12. SPONSORING AGENCY NAME AND ADDRESS        13. TYPE OF REPORT AND PERIOD COVERED
                 14. SPONSORING AGENCY CODE
15. SUPPLEMENTARY NOTES                  
16. ABSTRACT                     
  In case-control studies,  the role of adjustments for bias, and 
ln particular the role of matching, has been extensively debated.  
However, the absence of a formal statement of the problem has led to 
disagreements, confusion, and occasionally to erroneous conclu-   
sions. This paper formulates precisely and answers the following  
questions.  1 ) When is it necessary to adjust for a variable Z?   
2) Given that the data analysis wi 11 adjust for the variable Z, is 
matching on Z the most efficient method of selecting controls?

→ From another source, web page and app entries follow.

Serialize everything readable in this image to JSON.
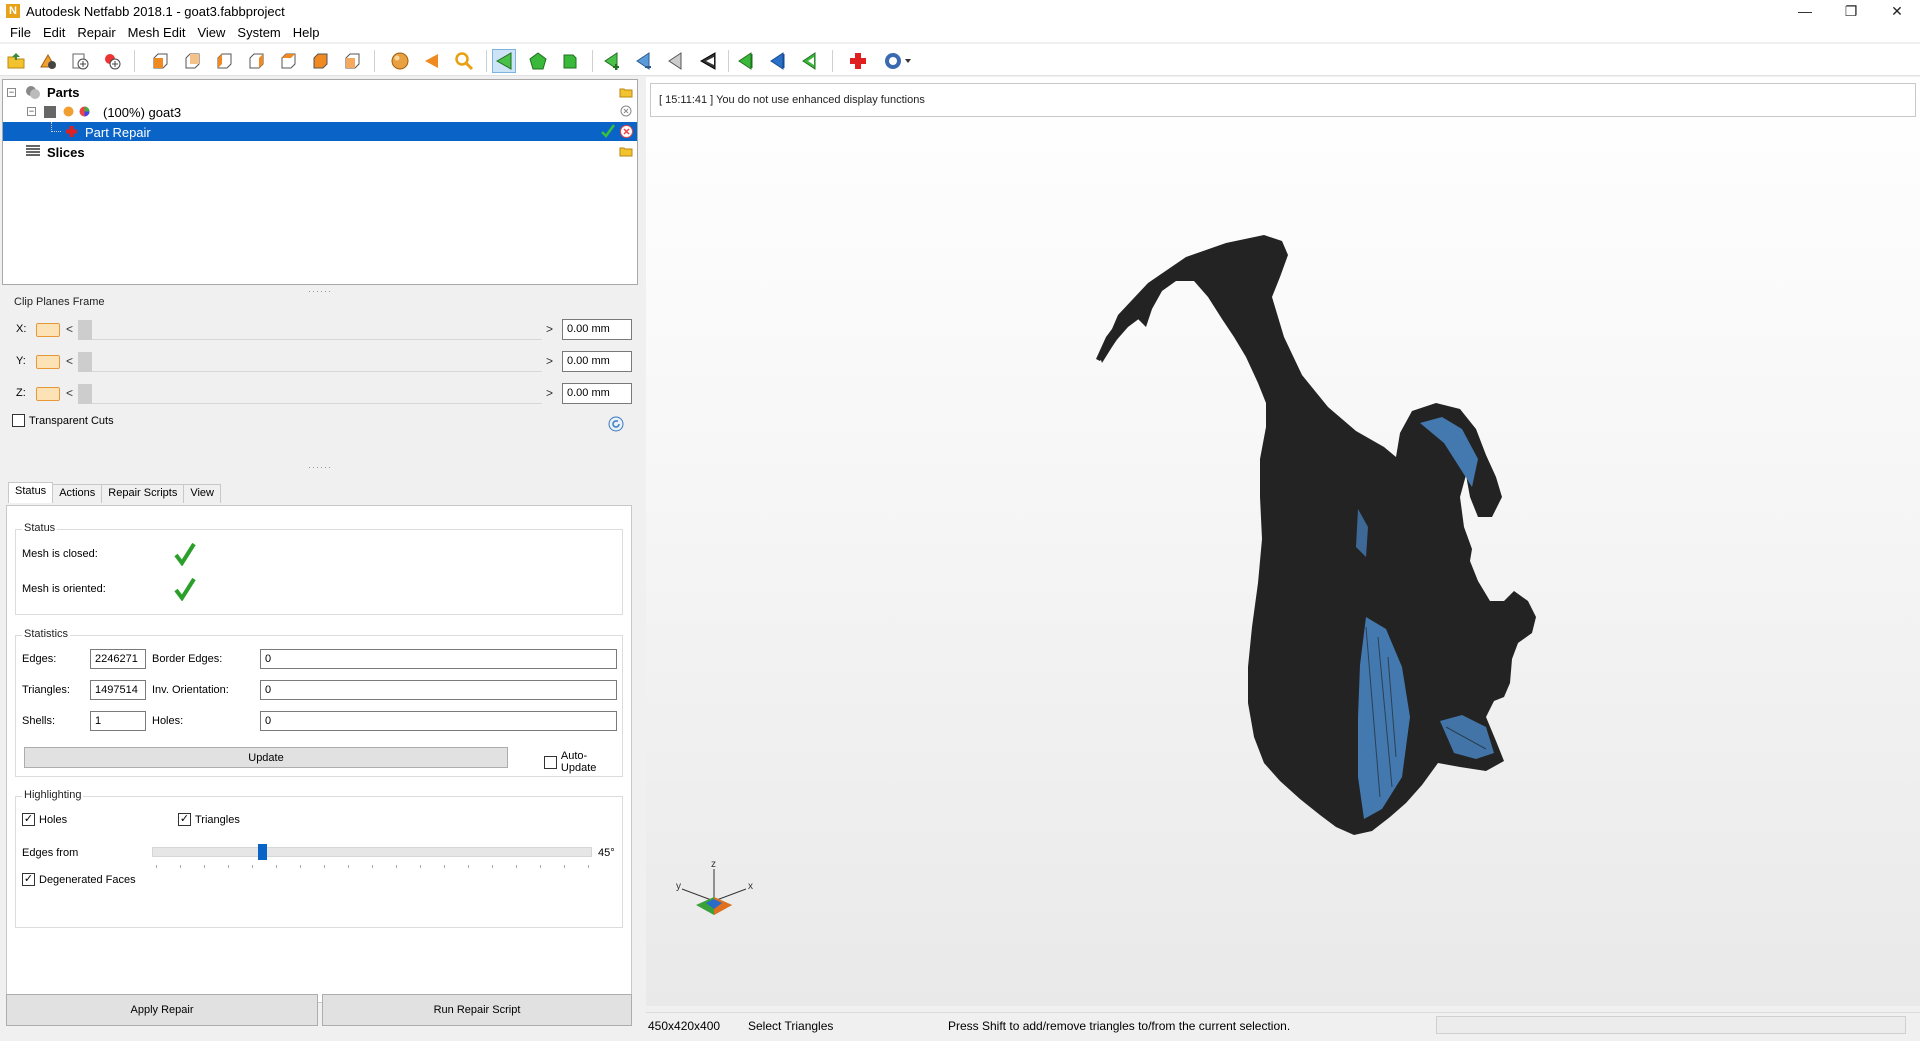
{
  "window": {
    "title": "Autodesk Netfabb 2018.1 - goat3.fabbproject",
    "app_icon_letter": "N",
    "controls": {
      "minimize": "—",
      "restore": "❐",
      "close": "✕"
    }
  },
  "menu": [
    "File",
    "Edit",
    "Repair",
    "Mesh Edit",
    "View",
    "System",
    "Help"
  ],
  "toolbar": {
    "icons": [
      "open-project-icon",
      "add-part-icon",
      "add-slice-icon",
      "new-icon",
      "view-front-icon",
      "view-back-icon",
      "view-left-icon",
      "view-right-icon",
      "view-top-icon",
      "view-bottom-icon",
      "view-iso-icon",
      "sphere-icon",
      "arrow-left-icon",
      "zoom-icon",
      "select-triangle-icon",
      "select-surface-icon",
      "select-shell-icon",
      "add-triangle-icon",
      "remove-triangle-icon",
      "selection-tool-icon",
      "invert-selection-icon",
      "flip-green-icon",
      "flip-blue-icon",
      "flip-green-outline-icon",
      "repair-cross-icon",
      "help-dropdown-icon"
    ]
  },
  "tree": {
    "parts_label": "Parts",
    "goat_label": "(100%) goat3",
    "repair_label": "Part Repair",
    "slices_label": "Slices"
  },
  "clip": {
    "title": "Clip Planes Frame",
    "rows": [
      {
        "axis": "X:",
        "value": "0.00 mm"
      },
      {
        "axis": "Y:",
        "value": "0.00 mm"
      },
      {
        "axis": "Z:",
        "value": "0.00 mm"
      }
    ],
    "lt": "<",
    "gt": ">",
    "transparent_cuts": "Transparent Cuts"
  },
  "tabs": [
    "Status",
    "Actions",
    "Repair Scripts",
    "View"
  ],
  "status_group": {
    "title": "Status",
    "mesh_closed": "Mesh is closed:",
    "mesh_oriented": "Mesh is oriented:"
  },
  "statistics": {
    "title": "Statistics",
    "edges_label": "Edges:",
    "edges_value": "2246271",
    "border_edges_label": "Border Edges:",
    "border_edges_value": "0",
    "triangles_label": "Triangles:",
    "triangles_value": "1497514",
    "inv_orientation_label": "Inv. Orientation:",
    "inv_orientation_value": "0",
    "shells_label": "Shells:",
    "shells_value": "1",
    "holes_label": "Holes:",
    "holes_value": "0",
    "update_label": "Update",
    "auto_update_label": "Auto-Update"
  },
  "highlighting": {
    "title": "Highlighting",
    "holes_label": "Holes",
    "triangles_label": "Triangles",
    "edges_from_label": "Edges from",
    "edges_from_value": "45°",
    "edges_from_fraction": 0.25,
    "degenerated_label": "Degenerated Faces"
  },
  "buttons": {
    "apply_repair": "Apply Repair",
    "run_repair_script": "Run Repair Script"
  },
  "viewport": {
    "log_message": "[ 15:11:41 ] You do not use enhanced display functions",
    "axis_x": "x",
    "axis_y": "y",
    "axis_z": "z"
  },
  "statusbar": {
    "dimensions": "450x420x400",
    "mode": "Select Triangles",
    "hint": "Press Shift to add/remove triangles to/from the current selection."
  },
  "colors": {
    "selection": "#0a64c8",
    "mesh": "#222222",
    "highlight": "#4a88c8",
    "check_green": "#2aa02a"
  }
}
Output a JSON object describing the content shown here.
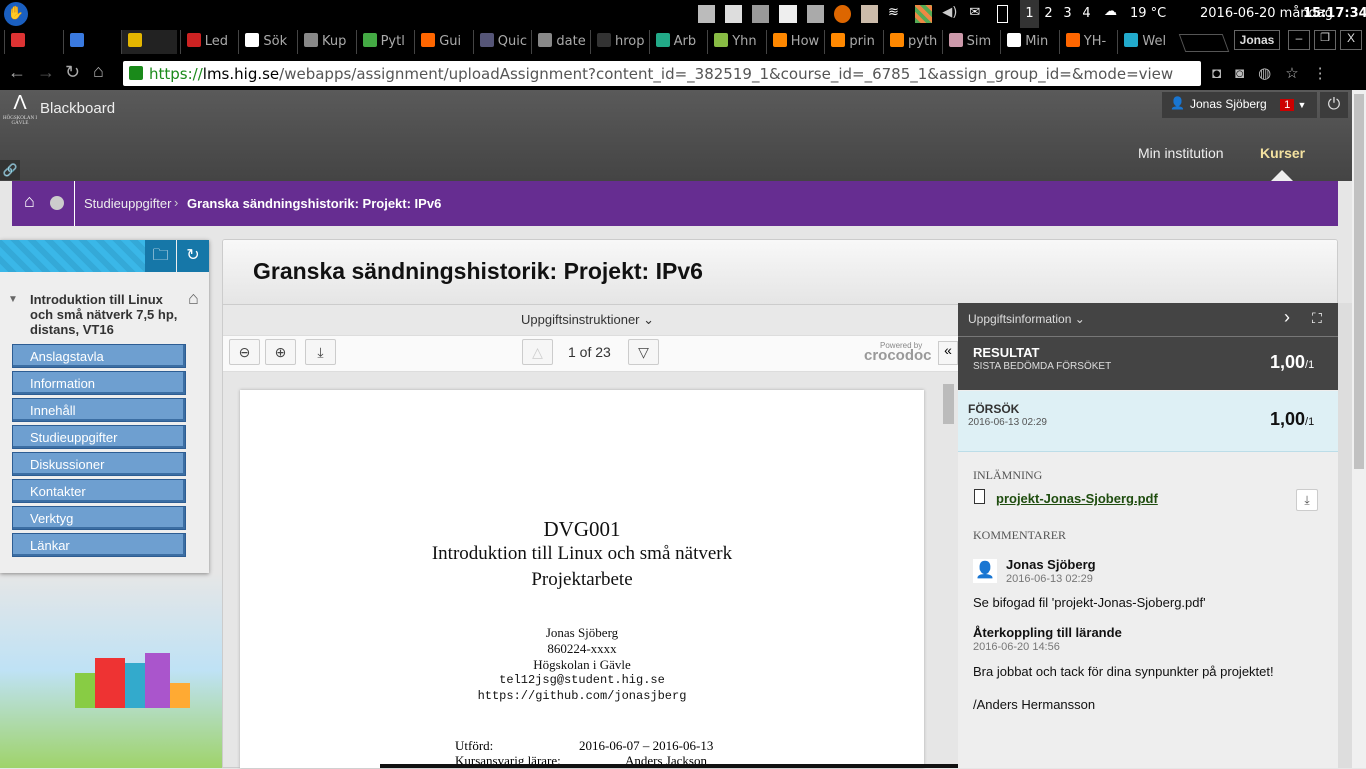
{
  "os": {
    "workspaces": [
      "1",
      "2",
      "3",
      "4"
    ],
    "weather": "19 °C",
    "date": "2016-06-20 måndag",
    "time": "15:17:34"
  },
  "tabs": [
    {
      "label": "",
      "c": "#d33"
    },
    {
      "label": "",
      "c": "#3a7ae0"
    },
    {
      "label": "",
      "c": "#e4b600"
    },
    {
      "label": "Led",
      "c": "#c22"
    },
    {
      "label": "Sök",
      "c": "#fff"
    },
    {
      "label": "Kup",
      "c": "#888"
    },
    {
      "label": "Pytl",
      "c": "#4a4"
    },
    {
      "label": "Gui",
      "c": "#f60"
    },
    {
      "label": "Quic",
      "c": "#557"
    },
    {
      "label": "date",
      "c": "#888"
    },
    {
      "label": "hrop",
      "c": "#333"
    },
    {
      "label": "Arb",
      "c": "#2a8"
    },
    {
      "label": "Yhn",
      "c": "#8b4"
    },
    {
      "label": "How",
      "c": "#f80"
    },
    {
      "label": "prin",
      "c": "#f80"
    },
    {
      "label": "pyth",
      "c": "#f80"
    },
    {
      "label": "Sim",
      "c": "#c9a"
    },
    {
      "label": "Min",
      "c": "#fff"
    },
    {
      "label": "YH-",
      "c": "#f60"
    },
    {
      "label": "Wel",
      "c": "#2ac"
    }
  ],
  "browser_user": "Jonas",
  "url": {
    "scheme": "https://",
    "host": "lms.hig.se",
    "path": "/webapps/assignment/uploadAssignment?content_id=_382519_1&course_id=_6785_1&assign_group_id=&mode=view"
  },
  "header": {
    "brand": "Blackboard",
    "logo_text": "HÖGSKOLAN I GÄVLE",
    "user": "Jonas Sjöberg",
    "notifications": "1",
    "nav": [
      "Min institution",
      "Kurser"
    ]
  },
  "breadcrumb": {
    "parent": "Studieuppgifter",
    "current": "Granska sändningshistorik: Projekt: IPv6"
  },
  "course": {
    "title": "Introduktion till Linux och små nätverk 7,5 hp, distans, VT16",
    "menu": [
      "Anslagstavla",
      "Information",
      "Innehåll",
      "Studieuppgifter",
      "Diskussioner",
      "Kontakter",
      "Verktyg",
      "Länkar"
    ]
  },
  "page_title": "Granska sändningshistorik: Projekt: IPv6",
  "viewer": {
    "instructions": "Uppgiftsinstruktioner",
    "page": "1 of 23",
    "powered": "Powered by",
    "brand": "crocodoc"
  },
  "doc": {
    "code": "DVG001",
    "title": "Introduktion till Linux och små nätverk",
    "subtitle": "Projektarbete",
    "author": "Jonas Sjöberg",
    "id": "860224-xxxx",
    "school": "Högskolan i Gävle",
    "email": "tel12jsg@student.hig.se",
    "github": "https://github.com/jonasjberg",
    "done_label": "Utförd:",
    "done": "2016-06-07 – 2016-06-13",
    "teacher_label": "Kursansvarig lärare:",
    "teacher": "Anders Jackson"
  },
  "info": {
    "header": "Uppgiftsinformation",
    "result_label": "RESULTAT",
    "result_sub": "SISTA BEDÖMDA FÖRSÖKET",
    "score": "1,00",
    "max": "/1",
    "attempt_label": "FÖRSÖK",
    "attempt_date": "2016-06-13 02:29",
    "attempt_score": "1,00",
    "attempt_max": "/1",
    "submission_label": "INLÄMNING",
    "file": "projekt-Jonas-Sjoberg.pdf",
    "comments_label": "KOMMENTARER",
    "comment_author": "Jonas Sjöberg",
    "comment_date": "2016-06-13 02:29",
    "comment_text": "Se bifogad fil 'projekt-Jonas-Sjoberg.pdf'",
    "feedback_label": "Återkoppling till lärande",
    "feedback_date": "2016-06-20 14:56",
    "feedback_text": "Bra jobbat och tack för dina synpunkter på projektet!",
    "feedback_sign": "/Anders Hermansson"
  }
}
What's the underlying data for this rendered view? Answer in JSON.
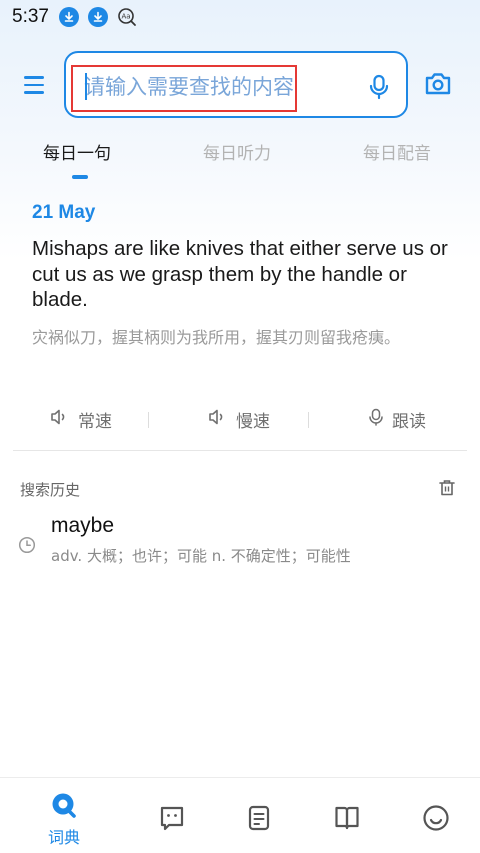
{
  "status_bar": {
    "time": "5:37",
    "icons": [
      "download-icon",
      "download-icon",
      "dictionary-app-icon"
    ]
  },
  "search": {
    "placeholder": "请输入需要查找的内容",
    "value": ""
  },
  "tabs": [
    {
      "label": "每日一句",
      "active": true
    },
    {
      "label": "每日听力",
      "active": false
    },
    {
      "label": "每日配音",
      "active": false
    }
  ],
  "daily": {
    "date": "21 May",
    "sentence_en": "Mishaps are like knives that either serve us or cut us as we grasp them by the handle or blade.",
    "sentence_zh": "灾祸似刀，握其柄则为我所用，握其刃则留我疮痍。",
    "buttons": [
      {
        "label": "常速",
        "icon": "speaker-icon"
      },
      {
        "label": "慢速",
        "icon": "speaker-icon"
      },
      {
        "label": "跟读",
        "icon": "microphone-icon"
      }
    ]
  },
  "history": {
    "title": "搜索历史",
    "items": [
      {
        "word": "maybe",
        "definition": "adv. 大概；也许；可能 n. 不确定性；可能性"
      }
    ]
  },
  "bottom_nav": {
    "items": [
      {
        "label": "词典",
        "icon": "dictionary-search-icon",
        "active": true
      },
      {
        "label": "",
        "icon": "chat-face-icon",
        "active": false
      },
      {
        "label": "",
        "icon": "notes-icon",
        "active": false
      },
      {
        "label": "",
        "icon": "book-icon",
        "active": false
      },
      {
        "label": "",
        "icon": "smiley-icon",
        "active": false
      }
    ]
  },
  "colors": {
    "accent": "#1e88e5",
    "highlight_box": "#e53935",
    "muted_text": "#9a9a9a"
  }
}
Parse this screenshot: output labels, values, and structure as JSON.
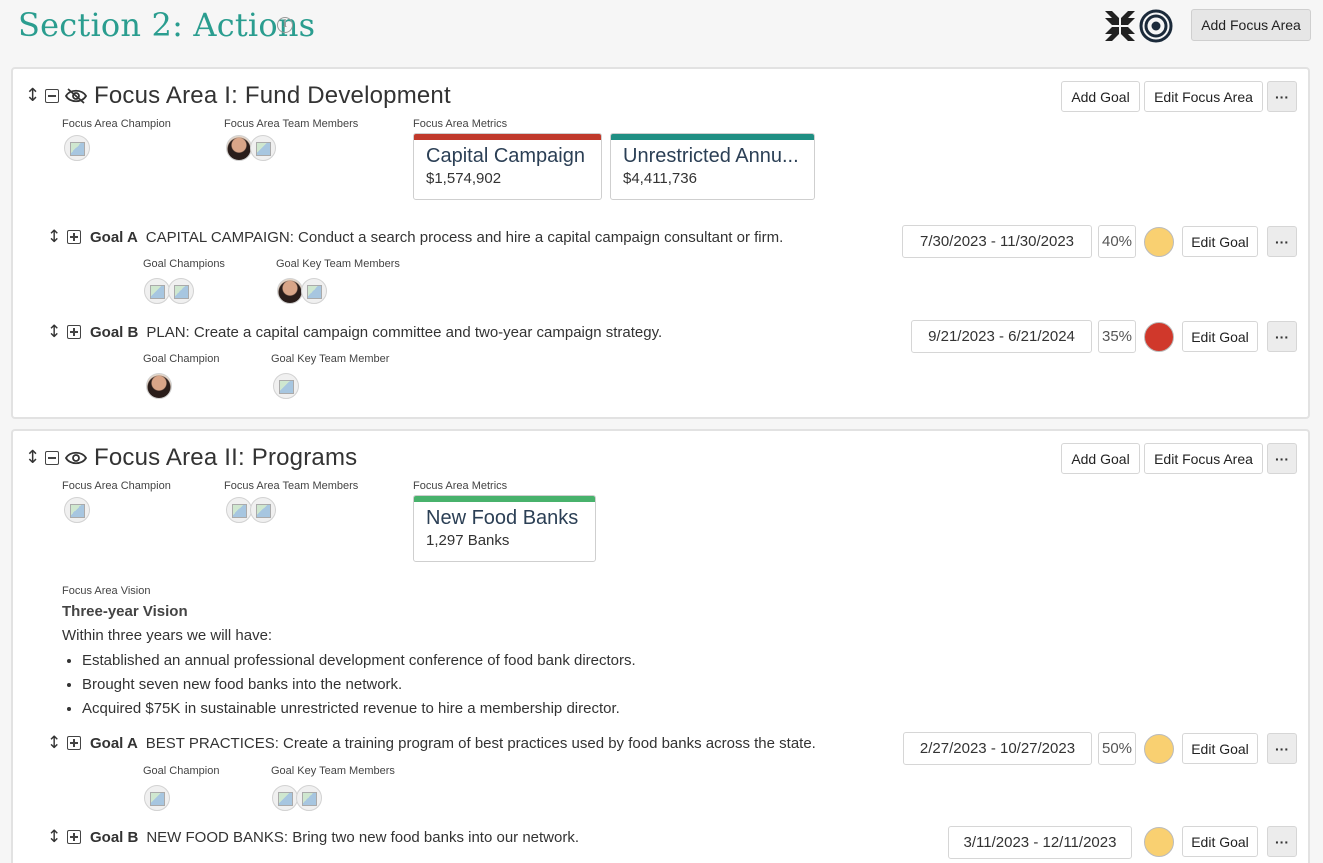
{
  "header": {
    "title": "Section 2: Actions",
    "info_icon": "i",
    "add_focus_area": "Add Focus Area"
  },
  "focus_areas": [
    {
      "title": "Focus Area I: Fund Development",
      "visibility_icon": "eye-off",
      "add_goal": "Add Goal",
      "edit_focus_area": "Edit Focus Area",
      "more": "···",
      "champion_label": "Focus Area Champion",
      "team_label": "Focus Area Team Members",
      "metrics_label": "Focus Area Metrics",
      "metrics": [
        {
          "name": "Capital Campaign",
          "value": "$1,574,902",
          "color": "#c0392b"
        },
        {
          "name": "Unrestricted Annu...",
          "value": "$4,411,736",
          "color": "#1f8f83"
        }
      ],
      "goals": [
        {
          "label": "Goal A",
          "text": "CAPITAL CAMPAIGN: Conduct a search process and hire a capital campaign consultant or firm.",
          "dates": "7/30/2023 - 11/30/2023",
          "percent": "40%",
          "status_color": "#f9d071",
          "champions_label": "Goal Champions",
          "team_label": "Goal Key Team Members",
          "edit": "Edit Goal",
          "more": "···"
        },
        {
          "label": "Goal B",
          "text": "PLAN: Create a capital campaign committee and two-year campaign strategy.",
          "dates": "9/21/2023 - 6/21/2024",
          "percent": "35%",
          "status_color": "#d0382b",
          "champions_label": "Goal Champion",
          "team_label": "Goal Key Team Member",
          "edit": "Edit Goal",
          "more": "···"
        }
      ]
    },
    {
      "title": "Focus Area II: Programs",
      "visibility_icon": "eye",
      "add_goal": "Add Goal",
      "edit_focus_area": "Edit Focus Area",
      "more": "···",
      "champion_label": "Focus Area Champion",
      "team_label": "Focus Area Team Members",
      "metrics_label": "Focus Area Metrics",
      "metrics": [
        {
          "name": "New Food Banks",
          "value": "1,297 Banks",
          "color": "#48b26c"
        }
      ],
      "vision": {
        "label": "Focus Area Vision",
        "title": "Three-year Vision",
        "intro": "Within three years we will have:",
        "items": [
          "Established an annual professional development conference of food bank directors.",
          "Brought seven new food banks into the network.",
          "Acquired $75K in sustainable unrestricted revenue to hire a membership director."
        ]
      },
      "goals": [
        {
          "label": "Goal A",
          "text": "BEST PRACTICES: Create a training program of best practices used by food banks across the state.",
          "dates": "2/27/2023 - 10/27/2023",
          "percent": "50%",
          "status_color": "#f9d071",
          "champions_label": "Goal Champion",
          "team_label": "Goal Key Team Members",
          "edit": "Edit Goal",
          "more": "···"
        },
        {
          "label": "Goal B",
          "text": "NEW FOOD BANKS: Bring two new food banks into our network.",
          "dates": "3/11/2023 - 12/11/2023",
          "status_color": "#f9d071",
          "edit": "Edit Goal",
          "more": "···"
        }
      ]
    }
  ],
  "icons": {
    "drag": "↕"
  }
}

In  
answering these questions, we  draw a sharp distinction between bias 
caused by confounding  in the population and bias caused by the   
method used to select  the sample.           
17.         KEY WORDS AND DOCUMENT ANALYSIS      
a.    DESCRIPTORS       b.IDENTIFIERS/OPEN ENDED TERMS C. CO SA T I Field/Group
bi ometry                     
epidemiologic methods                
research design                   
18. DISTRIBUTION STATEMENT        19. SECURITY CLASS (This Report)  21. NO. OF PAGES
              Uncl ass ifi ed     27
   Unl imited        20. SECURITY CLASS (This page)  22. PRICE
              Unclassified     
EPA Form 2220-1 (Rev. 4-77)
PREVIOUS EDITION IS OBSOLETE
* U.S. GOVERNMENT PRINTING OFFICE:1981--341-082/* 237

-------